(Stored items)
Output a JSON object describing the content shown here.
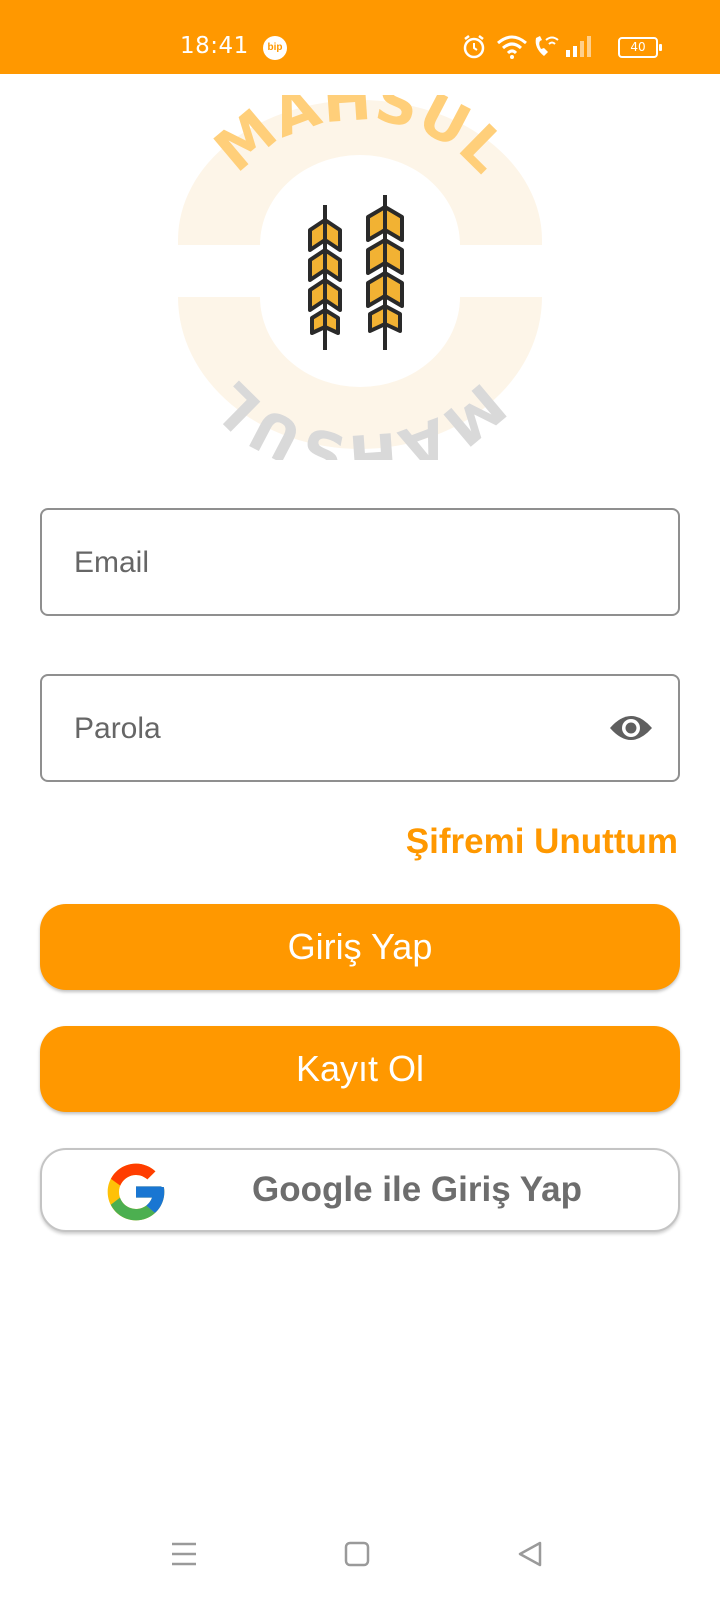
{
  "status_bar": {
    "time": "18:41",
    "app_badge": "bip",
    "battery_level": "40"
  },
  "logo": {
    "text_top": "MAHSUL",
    "text_bottom": "MAHSUL",
    "icon": "wheat-icon"
  },
  "form": {
    "email_placeholder": "Email",
    "password_placeholder": "Parola",
    "forgot_password": "Şifremi Unuttum"
  },
  "buttons": {
    "login": "Giriş Yap",
    "register": "Kayıt Ol",
    "google_login": "Google ile Giriş Yap"
  },
  "colors": {
    "accent": "#ff9800",
    "white": "#ffffff",
    "google_text": "#6d6d6d"
  },
  "nav_bar": {
    "icons": [
      "menu-icon",
      "home-icon",
      "back-icon"
    ]
  }
}
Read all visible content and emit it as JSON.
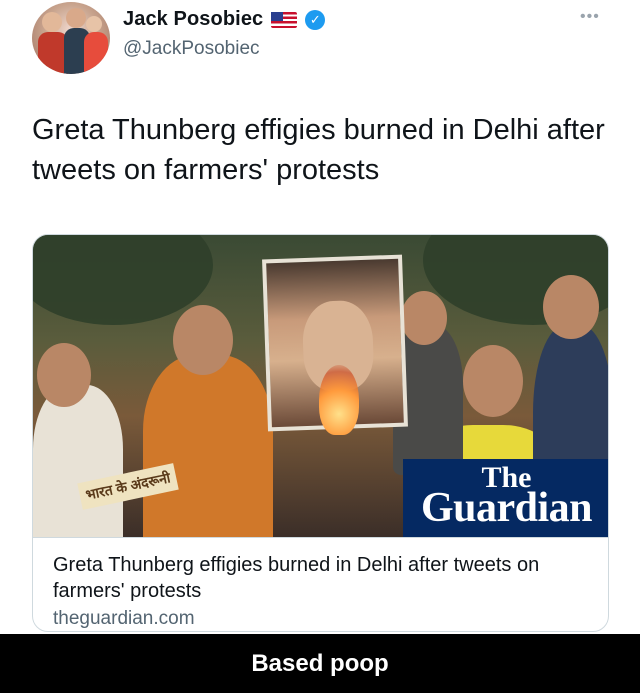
{
  "author": {
    "display_name": "Jack Posobiec",
    "handle": "@JackPosobiec",
    "flag_icon": "us-flag-icon",
    "verified_icon": "verified-badge-icon",
    "accent_color": "#1d9bf0"
  },
  "tweet": {
    "text": "Greta Thunberg effigies burned in Delhi after tweets on farmers' protests",
    "more_label": "•••"
  },
  "link_card": {
    "sign_text": "भारत के अंदरूनी",
    "logo_the": "The",
    "logo_name": "Guardian",
    "logo_bg_color": "#052962",
    "title": "Greta Thunberg effigies burned in Delhi after tweets on farmers' protests",
    "domain": "theguardian.com"
  },
  "caption": {
    "text": "Based poop"
  }
}
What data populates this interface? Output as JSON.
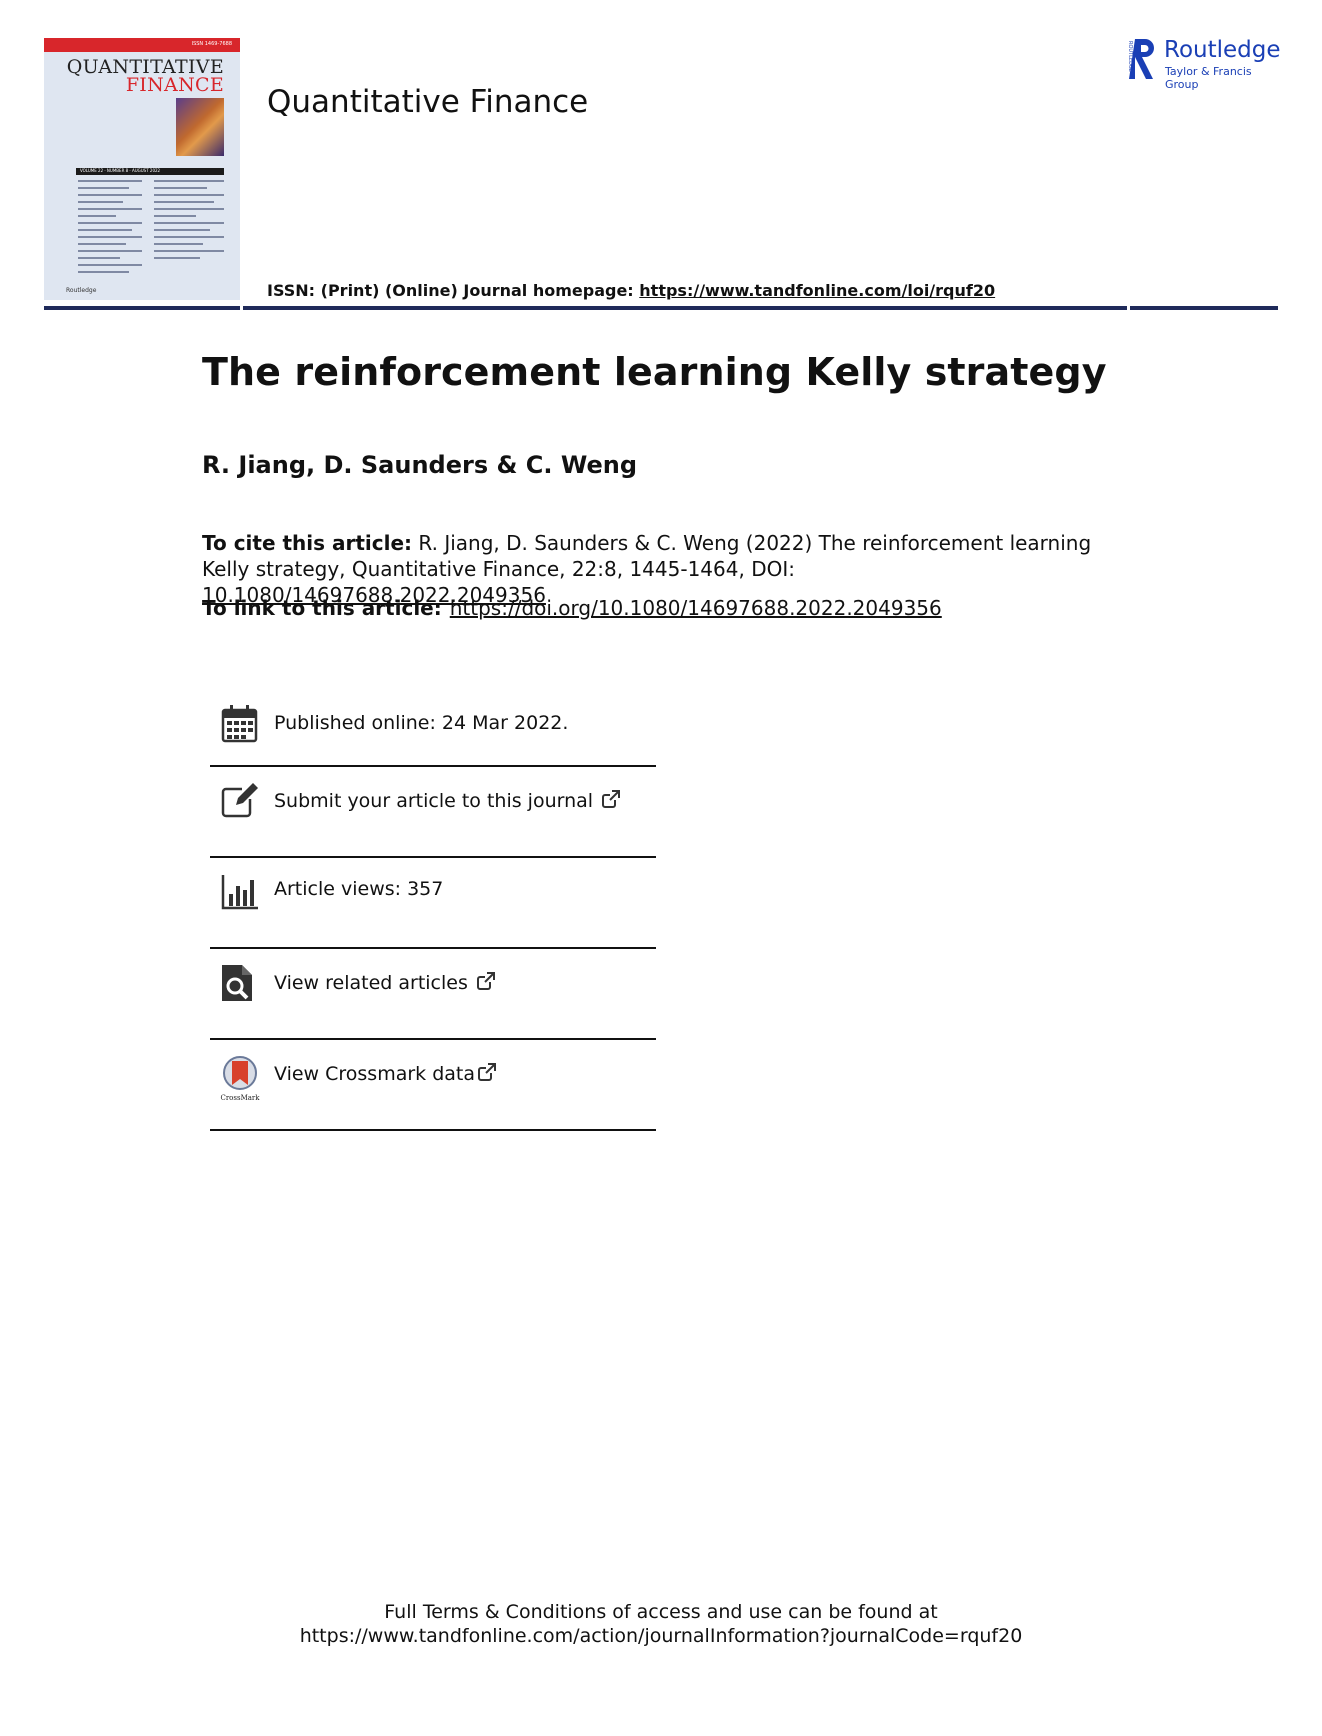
{
  "cover": {
    "issn_mini": "ISSN 1469-7688",
    "title_line1": "QUANTITATIVE",
    "title_line2": "FINANCE",
    "volume_bar": "VOLUME 22 · NUMBER 8 · AUGUST 2022",
    "publisher": "Routledge"
  },
  "header": {
    "journal_title": "Quantitative Finance",
    "issn_label": "ISSN: (Print) (Online) Journal homepage: ",
    "homepage_url": "https://www.tandfonline.com/loi/rquf20"
  },
  "brand": {
    "name": "Routledge",
    "group": "Taylor & Francis Group",
    "mark_text": "ROUTLEDGE"
  },
  "article": {
    "title": "The reinforcement learning Kelly strategy",
    "authors": "R. Jiang, D. Saunders & C. Weng",
    "cite_label": "To cite this article:",
    "cite_text": " R. Jiang, D. Saunders & C. Weng (2022) The reinforcement learning Kelly strategy, Quantitative Finance, 22:8, 1445-1464, DOI: ",
    "cite_doi": "10.1080/14697688.2022.2049356",
    "link_label": "To link to this article:",
    "link_url": "https://doi.org/10.1080/14697688.2022.2049356"
  },
  "info": {
    "published": "Published online: 24 Mar 2022.",
    "submit": "Submit your article to this journal",
    "views": "Article views: 357",
    "related": "View related articles",
    "crossmark": "View Crossmark data",
    "crossmark_caption": "CrossMark"
  },
  "footer": {
    "line1": "Full Terms & Conditions of access and use can be found at",
    "line2": "https://www.tandfonline.com/action/journalInformation?journalCode=rquf20"
  }
}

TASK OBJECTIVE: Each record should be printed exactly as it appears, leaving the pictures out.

SOLUTION FOR THIS TASK:
Output a JSON object describing the content shown here.
{
  "status_bar": {
    "time": "18:41",
    "app_badge": "bip",
    "battery_level": "40"
  },
  "logo": {
    "text_top": "MAHSUL",
    "text_bottom": "MAHSUL",
    "icon": "wheat-icon"
  },
  "form": {
    "email_placeholder": "Email",
    "password_placeholder": "Parola",
    "forgot_password": "Şifremi Unuttum"
  },
  "buttons": {
    "login": "Giriş Yap",
    "register": "Kayıt Ol",
    "google_login": "Google ile Giriş Yap"
  },
  "colors": {
    "accent": "#ff9800",
    "white": "#ffffff",
    "google_text": "#6d6d6d"
  },
  "nav_bar": {
    "icons": [
      "menu-icon",
      "home-icon",
      "back-icon"
    ]
  }
}
Read all visible content and emit it as JSON.
{
  "author": {
    "display_name": "Jack Posobiec",
    "handle": "@JackPosobiec",
    "flag_icon": "us-flag-icon",
    "verified_icon": "verified-badge-icon",
    "accent_color": "#1d9bf0"
  },
  "tweet": {
    "text": "Greta Thunberg effigies burned in Delhi after tweets on farmers' protests",
    "more_label": "•••"
  },
  "link_card": {
    "sign_text": "भारत के अंदरूनी",
    "logo_the": "The",
    "logo_name": "Guardian",
    "logo_bg_color": "#052962",
    "title": "Greta Thunberg effigies burned in Delhi after tweets on farmers' protests",
    "domain": "theguardian.com"
  },
  "caption": {
    "text": "Based poop"
  }
}
What data populates this interface? Output as JSON.
{
  "cover": {
    "issn_mini": "ISSN 1469-7688",
    "title_line1": "QUANTITATIVE",
    "title_line2": "FINANCE",
    "volume_bar": "VOLUME 22 · NUMBER 8 · AUGUST 2022",
    "publisher": "Routledge"
  },
  "header": {
    "journal_title": "Quantitative Finance",
    "issn_label": "ISSN: (Print) (Online) Journal homepage: ",
    "homepage_url": "https://www.tandfonline.com/loi/rquf20"
  },
  "brand": {
    "name": "Routledge",
    "group": "Taylor & Francis Group",
    "mark_text": "ROUTLEDGE"
  },
  "article": {
    "title": "The reinforcement learning Kelly strategy",
    "authors": "R. Jiang, D. Saunders & C. Weng",
    "cite_label": "To cite this article:",
    "cite_text": " R. Jiang, D. Saunders & C. Weng (2022) The reinforcement learning Kelly strategy, Quantitative Finance, 22:8, 1445-1464, DOI: ",
    "cite_doi": "10.1080/14697688.2022.2049356",
    "link_label": "To link to this article:",
    "link_url": "https://doi.org/10.1080/14697688.2022.2049356"
  },
  "info": {
    "published": "Published online: 24 Mar 2022.",
    "submit": "Submit your article to this journal",
    "views": "Article views: 357",
    "related": "View related articles",
    "crossmark": "View Crossmark data",
    "crossmark_caption": "CrossMark"
  },
  "footer": {
    "line1": "Full Terms & Conditions of access and use can be found at",
    "line2": "https://www.tandfonline.com/action/journalInformation?journalCode=rquf20"
  }
}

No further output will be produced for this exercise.